— What is needed —
Return every record exactly. Omit nothing.

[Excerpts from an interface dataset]

_ _ _ _ _ _ _

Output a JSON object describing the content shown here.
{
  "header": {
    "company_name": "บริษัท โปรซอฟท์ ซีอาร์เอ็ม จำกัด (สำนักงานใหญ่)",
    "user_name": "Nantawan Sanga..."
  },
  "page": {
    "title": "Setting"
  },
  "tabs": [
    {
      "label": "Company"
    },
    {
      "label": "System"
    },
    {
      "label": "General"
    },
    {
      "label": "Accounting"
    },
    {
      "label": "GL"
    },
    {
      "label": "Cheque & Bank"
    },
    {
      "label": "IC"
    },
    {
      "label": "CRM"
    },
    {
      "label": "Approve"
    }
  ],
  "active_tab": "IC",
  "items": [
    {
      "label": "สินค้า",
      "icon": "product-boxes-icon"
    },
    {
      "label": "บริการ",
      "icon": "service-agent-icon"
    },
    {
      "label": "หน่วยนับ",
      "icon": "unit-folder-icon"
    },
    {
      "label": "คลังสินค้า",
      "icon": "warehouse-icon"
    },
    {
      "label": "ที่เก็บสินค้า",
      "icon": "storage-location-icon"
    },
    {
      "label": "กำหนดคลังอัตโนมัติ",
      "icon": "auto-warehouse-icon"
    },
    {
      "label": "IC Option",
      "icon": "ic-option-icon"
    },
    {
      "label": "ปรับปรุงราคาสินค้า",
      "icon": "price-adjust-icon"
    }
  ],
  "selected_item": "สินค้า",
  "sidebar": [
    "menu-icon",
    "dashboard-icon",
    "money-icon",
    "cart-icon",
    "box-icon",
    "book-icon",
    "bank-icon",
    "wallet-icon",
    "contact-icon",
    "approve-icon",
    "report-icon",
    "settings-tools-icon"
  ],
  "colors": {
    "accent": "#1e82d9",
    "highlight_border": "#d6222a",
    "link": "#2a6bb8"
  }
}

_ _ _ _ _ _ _

— Output of the task —
Output a JSON object describing the content shown here.
{
  "header": {
    "company_name": "บริษัท โปรซอฟท์ ซีอาร์เอ็ม จำกัด (สำนักงานใหญ่)",
    "user_name": "Nantawan Sanga..."
  },
  "page": {
    "title": "Setting"
  },
  "tabs": [
    {
      "label": "Company"
    },
    {
      "label": "System"
    },
    {
      "label": "General"
    },
    {
      "label": "Accounting"
    },
    {
      "label": "GL"
    },
    {
      "label": "Cheque & Bank"
    },
    {
      "label": "IC"
    },
    {
      "label": "CRM"
    },
    {
      "label": "Approve"
    }
  ],
  "active_tab": "IC",
  "items": [
    {
      "label": "สินค้า",
      "icon": "product-boxes-icon"
    },
    {
      "label": "บริการ",
      "icon": "service-agent-icon"
    },
    {
      "label": "หน่วยนับ",
      "icon": "unit-folder-icon"
    },
    {
      "label": "คลังสินค้า",
      "icon": "warehouse-icon"
    },
    {
      "label": "ที่เก็บสินค้า",
      "icon": "storage-location-icon"
    },
    {
      "label": "กำหนดคลังอัตโนมัติ",
      "icon": "auto-warehouse-icon"
    },
    {
      "label": "IC Option",
      "icon": "ic-option-icon"
    },
    {
      "label": "ปรับปรุงราคาสินค้า",
      "icon": "price-adjust-icon"
    }
  ],
  "selected_item": "สินค้า",
  "sidebar": [
    "menu-icon",
    "dashboard-icon",
    "money-icon",
    "cart-icon",
    "box-icon",
    "book-icon",
    "bank-icon",
    "wallet-icon",
    "contact-icon",
    "approve-icon",
    "report-icon",
    "settings-tools-icon"
  ],
  "colors": {
    "accent": "#1e82d9",
    "highlight_border": "#d6222a",
    "link": "#2a6bb8"
  }
}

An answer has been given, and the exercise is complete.